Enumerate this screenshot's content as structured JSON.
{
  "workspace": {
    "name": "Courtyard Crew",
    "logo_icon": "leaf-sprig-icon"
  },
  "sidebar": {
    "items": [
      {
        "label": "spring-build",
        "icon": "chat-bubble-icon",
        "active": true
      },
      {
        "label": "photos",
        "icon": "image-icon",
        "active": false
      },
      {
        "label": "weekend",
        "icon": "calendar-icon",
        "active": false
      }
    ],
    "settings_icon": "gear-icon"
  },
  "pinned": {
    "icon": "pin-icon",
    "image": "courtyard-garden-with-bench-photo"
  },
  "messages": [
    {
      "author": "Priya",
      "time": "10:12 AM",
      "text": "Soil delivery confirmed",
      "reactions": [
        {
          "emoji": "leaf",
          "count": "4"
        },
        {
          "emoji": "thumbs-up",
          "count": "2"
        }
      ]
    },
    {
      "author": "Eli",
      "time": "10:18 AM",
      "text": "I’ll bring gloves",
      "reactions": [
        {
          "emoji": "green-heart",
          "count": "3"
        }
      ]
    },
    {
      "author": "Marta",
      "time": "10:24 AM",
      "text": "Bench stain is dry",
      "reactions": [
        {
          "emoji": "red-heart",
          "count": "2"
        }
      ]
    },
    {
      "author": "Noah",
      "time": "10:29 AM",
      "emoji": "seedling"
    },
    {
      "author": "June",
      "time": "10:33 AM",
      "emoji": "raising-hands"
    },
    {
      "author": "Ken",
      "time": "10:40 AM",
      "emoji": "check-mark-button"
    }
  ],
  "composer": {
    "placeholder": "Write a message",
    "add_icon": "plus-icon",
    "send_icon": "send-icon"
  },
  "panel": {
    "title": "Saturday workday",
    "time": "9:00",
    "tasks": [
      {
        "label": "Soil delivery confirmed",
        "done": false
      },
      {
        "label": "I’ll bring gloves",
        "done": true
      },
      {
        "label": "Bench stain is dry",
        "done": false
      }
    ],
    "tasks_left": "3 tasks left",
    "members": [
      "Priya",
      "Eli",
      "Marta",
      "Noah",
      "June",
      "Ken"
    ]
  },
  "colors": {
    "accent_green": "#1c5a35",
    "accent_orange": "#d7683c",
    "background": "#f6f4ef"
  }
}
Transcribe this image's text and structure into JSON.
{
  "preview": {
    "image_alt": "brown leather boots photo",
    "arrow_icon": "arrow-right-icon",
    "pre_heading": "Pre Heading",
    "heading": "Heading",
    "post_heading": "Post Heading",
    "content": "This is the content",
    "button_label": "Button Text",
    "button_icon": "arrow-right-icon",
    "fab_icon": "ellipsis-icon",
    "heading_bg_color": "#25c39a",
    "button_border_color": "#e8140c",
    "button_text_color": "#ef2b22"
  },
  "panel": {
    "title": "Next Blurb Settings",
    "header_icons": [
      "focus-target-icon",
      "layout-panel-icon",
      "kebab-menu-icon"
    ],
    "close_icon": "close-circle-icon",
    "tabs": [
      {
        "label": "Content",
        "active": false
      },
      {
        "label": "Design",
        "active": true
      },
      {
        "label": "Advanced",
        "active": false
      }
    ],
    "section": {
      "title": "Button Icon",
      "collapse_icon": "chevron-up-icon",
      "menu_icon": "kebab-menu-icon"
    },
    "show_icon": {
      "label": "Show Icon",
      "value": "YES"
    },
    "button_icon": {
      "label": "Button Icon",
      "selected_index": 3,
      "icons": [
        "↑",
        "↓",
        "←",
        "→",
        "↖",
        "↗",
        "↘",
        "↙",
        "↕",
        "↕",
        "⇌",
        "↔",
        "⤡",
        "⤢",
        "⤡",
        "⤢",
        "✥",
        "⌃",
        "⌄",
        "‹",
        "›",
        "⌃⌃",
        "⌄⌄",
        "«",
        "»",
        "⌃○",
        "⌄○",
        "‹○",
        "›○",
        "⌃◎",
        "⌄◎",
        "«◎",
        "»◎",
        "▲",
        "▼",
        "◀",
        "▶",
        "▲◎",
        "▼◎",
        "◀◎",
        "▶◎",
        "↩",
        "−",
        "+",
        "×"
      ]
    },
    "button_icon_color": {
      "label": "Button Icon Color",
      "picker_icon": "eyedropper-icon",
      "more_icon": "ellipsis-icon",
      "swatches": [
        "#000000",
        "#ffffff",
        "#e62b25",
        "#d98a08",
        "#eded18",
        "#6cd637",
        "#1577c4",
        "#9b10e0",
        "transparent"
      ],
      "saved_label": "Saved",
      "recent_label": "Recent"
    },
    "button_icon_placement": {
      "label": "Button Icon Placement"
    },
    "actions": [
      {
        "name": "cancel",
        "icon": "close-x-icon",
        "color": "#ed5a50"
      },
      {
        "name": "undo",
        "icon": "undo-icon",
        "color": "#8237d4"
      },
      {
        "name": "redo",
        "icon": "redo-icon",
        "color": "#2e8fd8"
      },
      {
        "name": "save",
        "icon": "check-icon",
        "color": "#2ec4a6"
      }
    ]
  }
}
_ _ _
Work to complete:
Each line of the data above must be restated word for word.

Answer box:
Enumerate this screenshot's content as structured JSON.
{
  "workspace": {
    "name": "Courtyard Crew",
    "logo_icon": "leaf-sprig-icon"
  },
  "sidebar": {
    "items": [
      {
        "label": "spring-build",
        "icon": "chat-bubble-icon",
        "active": true
      },
      {
        "label": "photos",
        "icon": "image-icon",
        "active": false
      },
      {
        "label": "weekend",
        "icon": "calendar-icon",
        "active": false
      }
    ],
    "settings_icon": "gear-icon"
  },
  "pinned": {
    "icon": "pin-icon",
    "image": "courtyard-garden-with-bench-photo"
  },
  "messages": [
    {
      "author": "Priya",
      "time": "10:12 AM",
      "text": "Soil delivery confirmed",
      "reactions": [
        {
          "emoji": "leaf",
          "count": "4"
        },
        {
          "emoji": "thumbs-up",
          "count": "2"
        }
      ]
    },
    {
      "author": "Eli",
      "time": "10:18 AM",
      "text": "I’ll bring gloves",
      "reactions": [
        {
          "emoji": "green-heart",
          "count": "3"
        }
      ]
    },
    {
      "author": "Marta",
      "time": "10:24 AM",
      "text": "Bench stain is dry",
      "reactions": [
        {
          "emoji": "red-heart",
          "count": "2"
        }
      ]
    },
    {
      "author": "Noah",
      "time": "10:29 AM",
      "emoji": "seedling"
    },
    {
      "author": "June",
      "time": "10:33 AM",
      "emoji": "raising-hands"
    },
    {
      "author": "Ken",
      "time": "10:40 AM",
      "emoji": "check-mark-button"
    }
  ],
  "composer": {
    "placeholder": "Write a message",
    "add_icon": "plus-icon",
    "send_icon": "send-icon"
  },
  "panel": {
    "title": "Saturday workday",
    "time": "9:00",
    "tasks": [
      {
        "label": "Soil delivery confirmed",
        "done": false
      },
      {
        "label": "I’ll bring gloves",
        "done": true
      },
      {
        "label": "Bench stain is dry",
        "done": false
      }
    ],
    "tasks_left": "3 tasks left",
    "members": [
      "Priya",
      "Eli",
      "Marta",
      "Noah",
      "June",
      "Ken"
    ]
  },
  "colors": {
    "accent_green": "#1c5a35",
    "accent_orange": "#d7683c",
    "background": "#f6f4ef"
  }
}
Transcribe this image's text and structure into JSON.
{
  "preview": {
    "image_alt": "brown leather boots photo",
    "arrow_icon": "arrow-right-icon",
    "pre_heading": "Pre Heading",
    "heading": "Heading",
    "post_heading": "Post Heading",
    "content": "This is the content",
    "button_label": "Button Text",
    "button_icon": "arrow-right-icon",
    "fab_icon": "ellipsis-icon",
    "heading_bg_color": "#25c39a",
    "button_border_color": "#e8140c",
    "button_text_color": "#ef2b22"
  },
  "panel": {
    "title": "Next Blurb Settings",
    "header_icons": [
      "focus-target-icon",
      "layout-panel-icon",
      "kebab-menu-icon"
    ],
    "close_icon": "close-circle-icon",
    "tabs": [
      {
        "label": "Content",
        "active": false
      },
      {
        "label": "Design",
        "active": true
      },
      {
        "label": "Advanced",
        "active": false
      }
    ],
    "section": {
      "title": "Button Icon",
      "collapse_icon": "chevron-up-icon",
      "menu_icon": "kebab-menu-icon"
    },
    "show_icon": {
      "label": "Show Icon",
      "value": "YES"
    },
    "button_icon": {
      "label": "Button Icon",
      "selected_index": 3,
      "icons": [
        "↑",
        "↓",
        "←",
        "→",
        "↖",
        "↗",
        "↘",
        "↙",
        "↕",
        "↕",
        "⇌",
        "↔",
        "⤡",
        "⤢",
        "⤡",
        "⤢",
        "✥",
        "⌃",
        "⌄",
        "‹",
        "›",
        "⌃⌃",
        "⌄⌄",
        "«",
        "»",
        "⌃○",
        "⌄○",
        "‹○",
        "›○",
        "⌃◎",
        "⌄◎",
        "«◎",
        "»◎",
        "▲",
        "▼",
        "◀",
        "▶",
        "▲◎",
        "▼◎",
        "◀◎",
        "▶◎",
        "↩",
        "−",
        "+",
        "×"
      ]
    },
    "button_icon_color": {
      "label": "Button Icon Color",
      "picker_icon": "eyedropper-icon",
      "more_icon": "ellipsis-icon",
      "swatches": [
        "#000000",
        "#ffffff",
        "#e62b25",
        "#d98a08",
        "#eded18",
        "#6cd637",
        "#1577c4",
        "#9b10e0",
        "transparent"
      ],
      "saved_label": "Saved",
      "recent_label": "Recent"
    },
    "button_icon_placement": {
      "label": "Button Icon Placement"
    },
    "actions": [
      {
        "name": "cancel",
        "icon": "close-x-icon",
        "color": "#ed5a50"
      },
      {
        "name": "undo",
        "icon": "undo-icon",
        "color": "#8237d4"
      },
      {
        "name": "redo",
        "icon": "redo-icon",
        "color": "#2e8fd8"
      },
      {
        "name": "save",
        "icon": "check-icon",
        "color": "#2ec4a6"
      }
    ]
  }
}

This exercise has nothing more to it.